* Exercise requirements: Whenever a line in the listing contains "nome", copy that line.

* Records provided:
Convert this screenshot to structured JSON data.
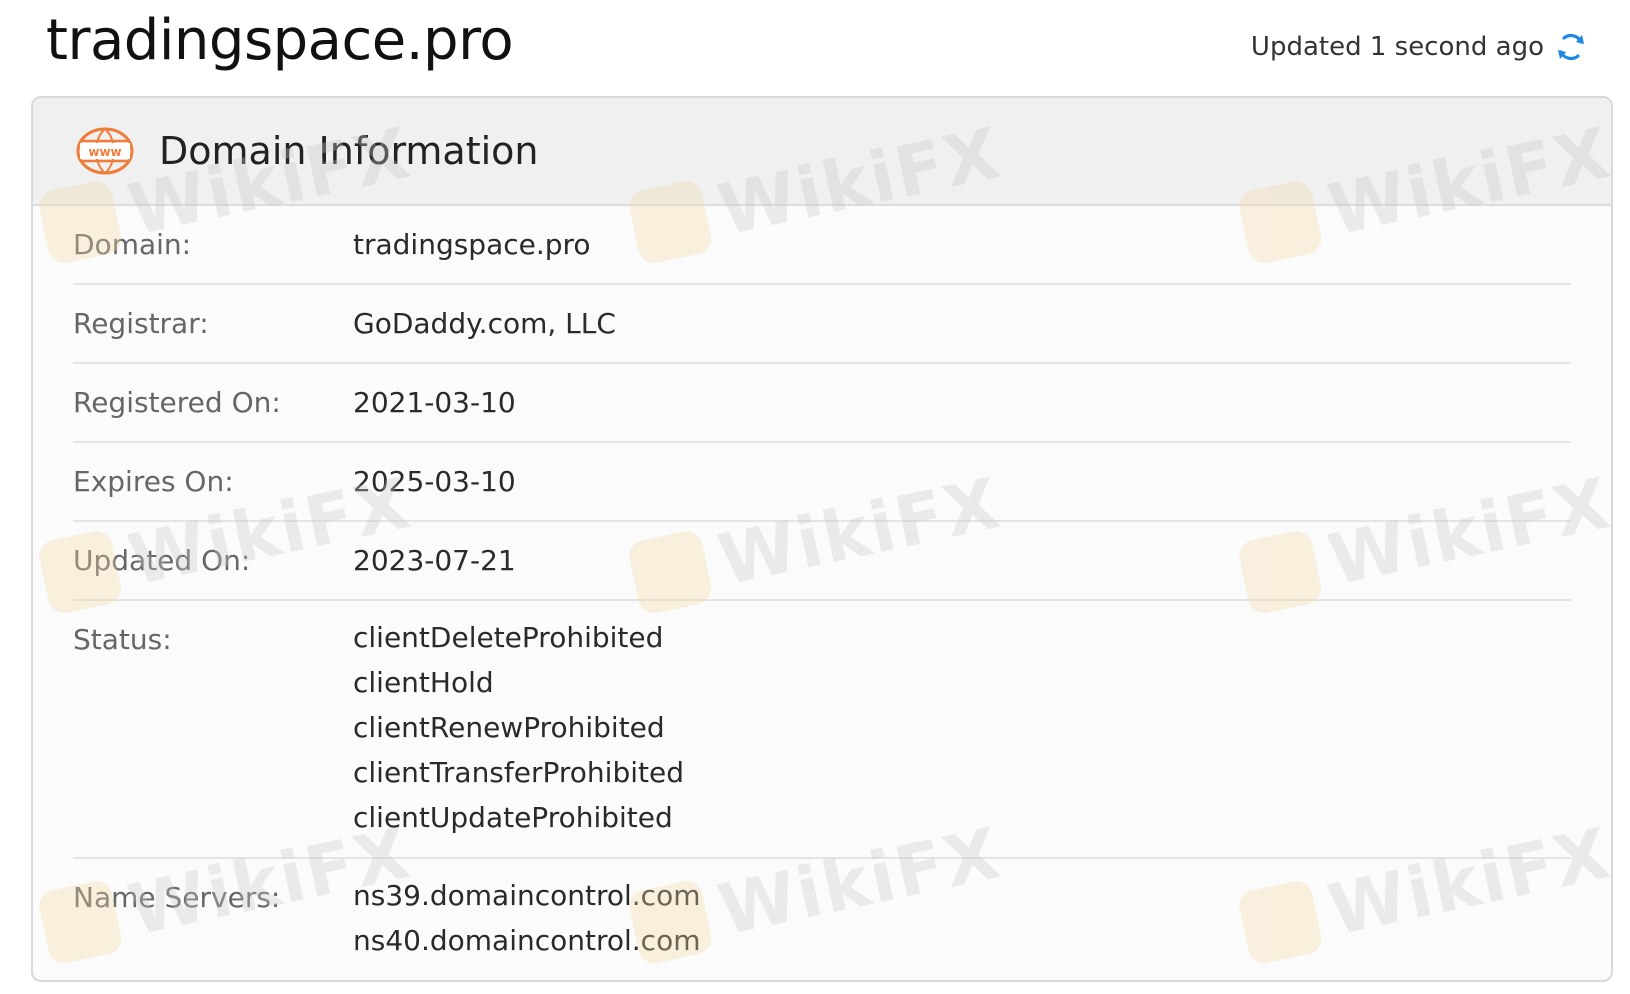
{
  "header": {
    "domain_title": "tradingspace.pro",
    "updated_text": "Updated 1 second ago"
  },
  "card": {
    "title": "Domain Information",
    "rows": [
      {
        "label": "Domain:",
        "value": "tradingspace.pro"
      },
      {
        "label": "Registrar:",
        "value": "GoDaddy.com, LLC"
      },
      {
        "label": "Registered On:",
        "value": "2021-03-10"
      },
      {
        "label": "Expires On:",
        "value": "2025-03-10"
      },
      {
        "label": "Updated On:",
        "value": "2023-07-21"
      }
    ],
    "status": {
      "label": "Status:",
      "values": [
        "clientDeleteProhibited",
        "clientHold",
        "clientRenewProhibited",
        "clientTransferProhibited",
        "clientUpdateProhibited"
      ]
    },
    "name_servers": {
      "label": "Name Servers:",
      "values": [
        "ns39.domaincontrol.com",
        "ns40.domaincontrol.com"
      ]
    }
  },
  "watermark": {
    "text": "WikiFX"
  },
  "icons": {
    "refresh": "refresh-icon",
    "www": "www-globe-icon"
  },
  "colors": {
    "accent_blue": "#1e88e5",
    "www_orange": "#f07c3a"
  }
}
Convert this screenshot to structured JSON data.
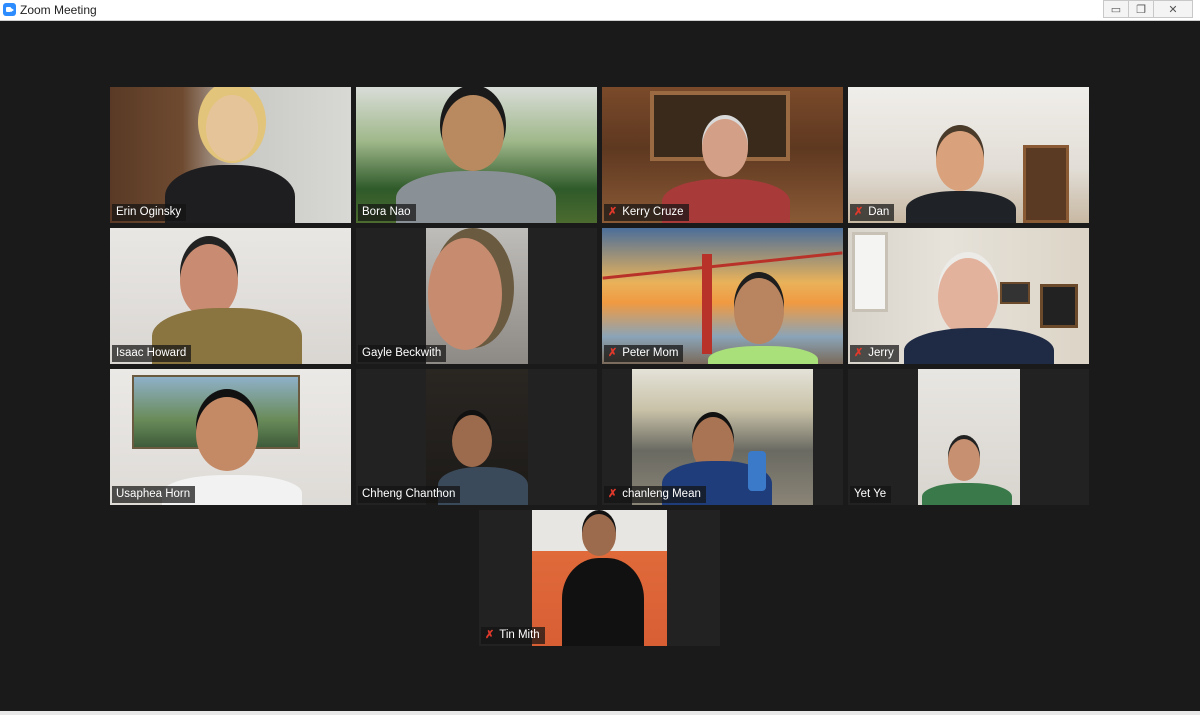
{
  "window": {
    "title": "Zoom Meeting",
    "controls": {
      "minimize": "▭",
      "restore": "❐",
      "close": "✕"
    }
  },
  "colors": {
    "active_speaker_border": "#c5dc5c",
    "muted_icon": "#e0392b",
    "stage_bg": "#1a1a1a"
  },
  "participants": [
    {
      "name": "Erin Oginsky",
      "muted": false,
      "active": true
    },
    {
      "name": "Bora Nao",
      "muted": false,
      "active": false
    },
    {
      "name": "Kerry Cruze",
      "muted": true,
      "active": false
    },
    {
      "name": "Dan",
      "muted": true,
      "active": false
    },
    {
      "name": "Isaac Howard",
      "muted": false,
      "active": false
    },
    {
      "name": "Gayle Beckwith",
      "muted": false,
      "active": false
    },
    {
      "name": "Peter Mom",
      "muted": true,
      "active": false
    },
    {
      "name": "Jerry",
      "muted": true,
      "active": false
    },
    {
      "name": "Usaphea Horn",
      "muted": false,
      "active": false
    },
    {
      "name": "Chheng Chanthon",
      "muted": false,
      "active": false
    },
    {
      "name": "chanleng Mean",
      "muted": true,
      "active": false
    },
    {
      "name": "Yet Ye",
      "muted": false,
      "active": false
    },
    {
      "name": "Tin Mith",
      "muted": true,
      "active": false
    }
  ],
  "icons": {
    "muted_mic": "muted-mic-icon",
    "app": "zoom-app-icon"
  }
}
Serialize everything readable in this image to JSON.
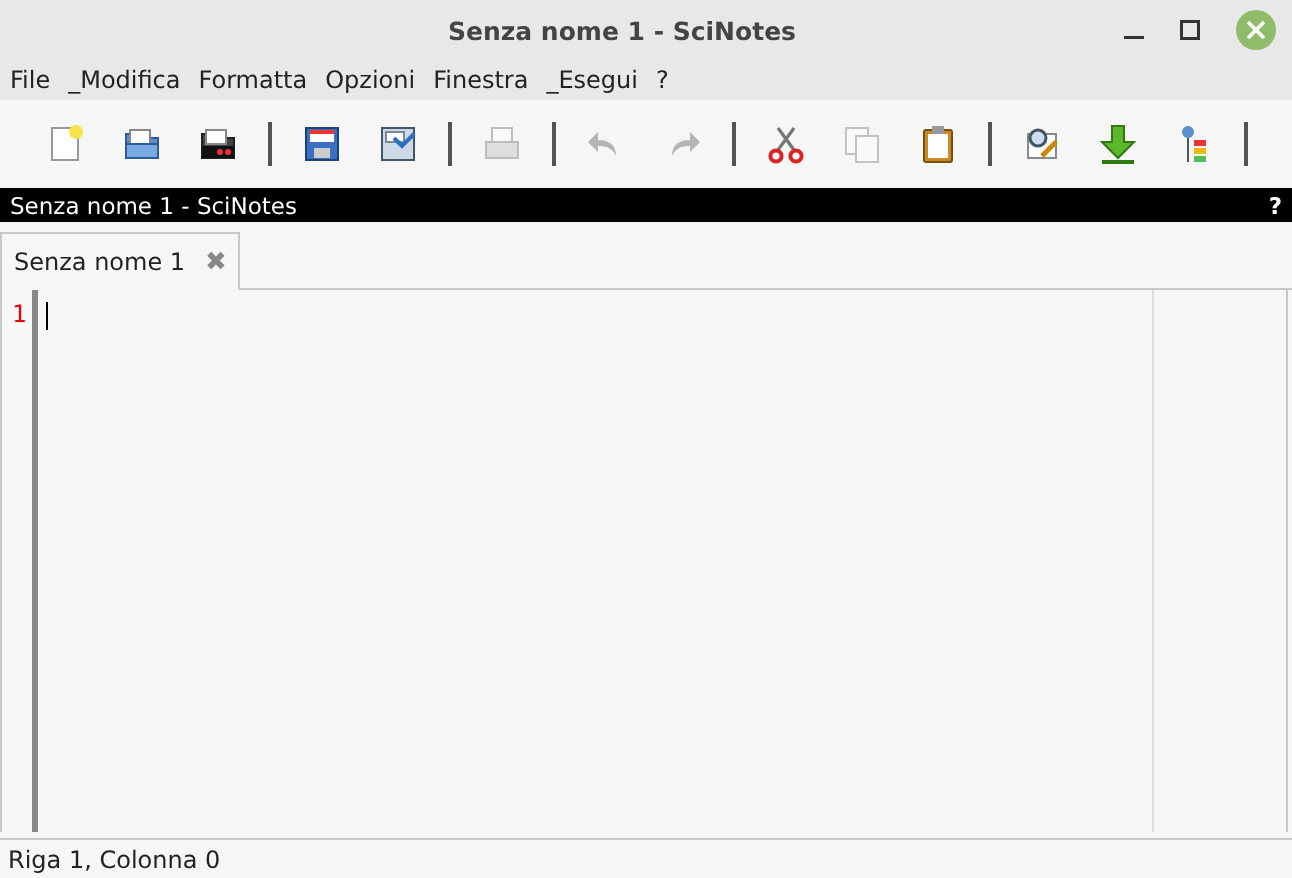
{
  "window": {
    "title": "Senza nome 1 - SciNotes"
  },
  "menu": [
    "File",
    "_Modifica",
    "Formatta",
    "Opzioni",
    "Finestra",
    "_Esegui",
    "?"
  ],
  "toolbar": [
    {
      "kind": "new",
      "disabled": false
    },
    {
      "kind": "open",
      "disabled": false
    },
    {
      "kind": "recent",
      "disabled": false
    },
    {
      "kind": "separator"
    },
    {
      "kind": "save",
      "disabled": false
    },
    {
      "kind": "saveas",
      "disabled": false
    },
    {
      "kind": "separator"
    },
    {
      "kind": "print",
      "disabled": true
    },
    {
      "kind": "separator"
    },
    {
      "kind": "undo",
      "disabled": true
    },
    {
      "kind": "redo",
      "disabled": true
    },
    {
      "kind": "separator"
    },
    {
      "kind": "cut",
      "disabled": false
    },
    {
      "kind": "copy",
      "disabled": true
    },
    {
      "kind": "paste",
      "disabled": false
    },
    {
      "kind": "separator"
    },
    {
      "kind": "find",
      "disabled": false
    },
    {
      "kind": "execute",
      "disabled": false
    },
    {
      "kind": "tree",
      "disabled": false
    },
    {
      "kind": "separator"
    }
  ],
  "dock": {
    "title": "Senza nome 1 - SciNotes",
    "help": "?"
  },
  "tabs": [
    {
      "label": "Senza nome 1",
      "selected": true,
      "close": "✖"
    }
  ],
  "editor": {
    "line_numbers": [
      "1"
    ]
  },
  "status_bar": "Riga 1, Colonna 0"
}
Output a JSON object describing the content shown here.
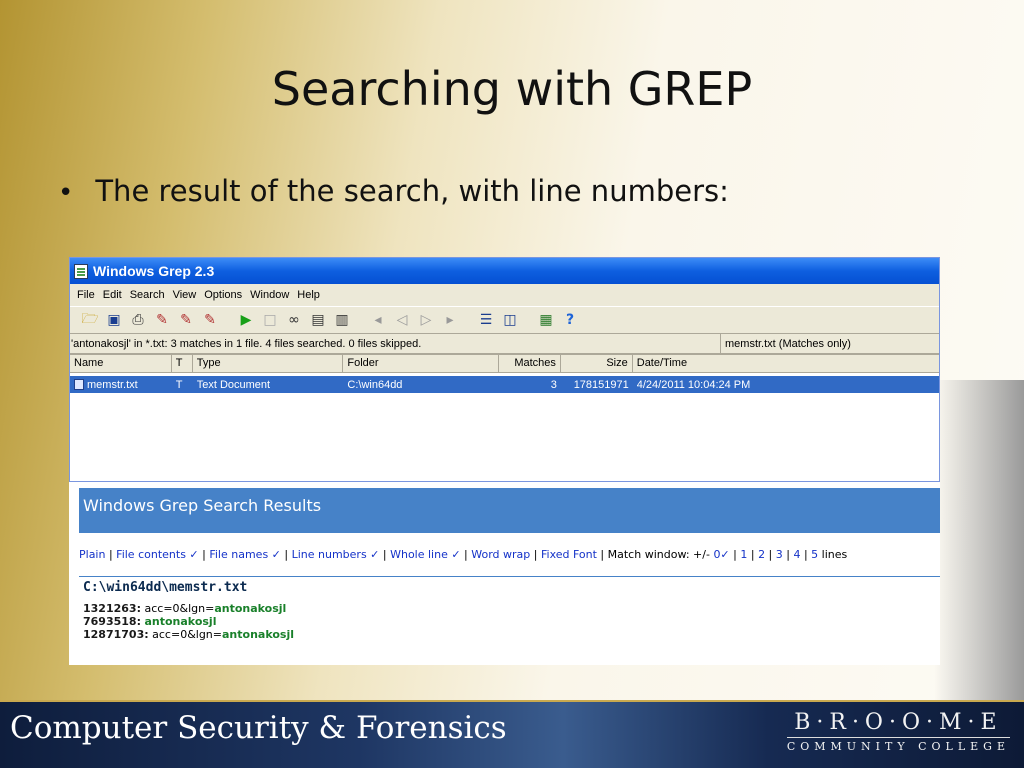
{
  "slide": {
    "title": "Searching with GREP",
    "bullet": "The result of the search, with line numbers:"
  },
  "window": {
    "title": "Windows Grep 2.3",
    "menu": [
      "File",
      "Edit",
      "Search",
      "View",
      "Options",
      "Window",
      "Help"
    ],
    "toolbar_icons": [
      "open-folder-icon",
      "save-icon",
      "print-icon",
      "search-icon",
      "replace-icon",
      "search-more-icon",
      "play-icon",
      "stop-icon",
      "glasses-icon",
      "document-icon",
      "document-lines-icon",
      "first-icon",
      "prev-icon",
      "next-icon",
      "last-icon",
      "split-horizontal-icon",
      "split-vertical-icon",
      "copy-icon",
      "help-icon"
    ],
    "status_left": "'antonakosjl' in *.txt: 3 matches in 1 file. 4 files searched. 0 files skipped.",
    "status_right": "memstr.txt (Matches only)",
    "columns": [
      "Name",
      "T",
      "Type",
      "Folder",
      "Matches",
      "Size",
      "Date/Time"
    ],
    "rows": [
      {
        "name": "memstr.txt",
        "t": "T",
        "type": "Text Document",
        "folder": "C:\\win64dd",
        "matches": "3",
        "size": "178151971",
        "date": "4/24/2011 10:04:24 PM"
      }
    ]
  },
  "results": {
    "header": "Windows Grep Search Results",
    "options": {
      "plain": "Plain",
      "file_contents": "File contents ✓",
      "file_names": "File names ✓",
      "line_numbers": "Line numbers ✓",
      "whole_line": "Whole line ✓",
      "word_wrap": "Word wrap",
      "fixed_font": "Fixed Font",
      "match_window": "Match window: +/-",
      "mw_0": "0✓",
      "mw_1": "1",
      "mw_2": "2",
      "mw_3": "3",
      "mw_4": "4",
      "mw_5": "5",
      "lines": "lines"
    },
    "file_path": "C:\\win64dd\\memstr.txt",
    "lines": [
      {
        "num": "1321263:",
        "pre": "acc=0&lgn=",
        "hit": "antonakosjl"
      },
      {
        "num": "7693518:",
        "pre": "",
        "hit": "antonakosjl"
      },
      {
        "num": "12871703:",
        "pre": "acc=0&lgn=",
        "hit": "antonakosjl"
      }
    ]
  },
  "footer": {
    "title": "Computer Security & Forensics",
    "logo_main": "B·R·O·O·M·E",
    "logo_sub": "COMMUNITY COLLEGE"
  }
}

* Answer box:
    "title": "Senza nome 1 - SciNotes"
    "title": "Senza nome 1 - SciNotes",
      "label": "Senza nome 1",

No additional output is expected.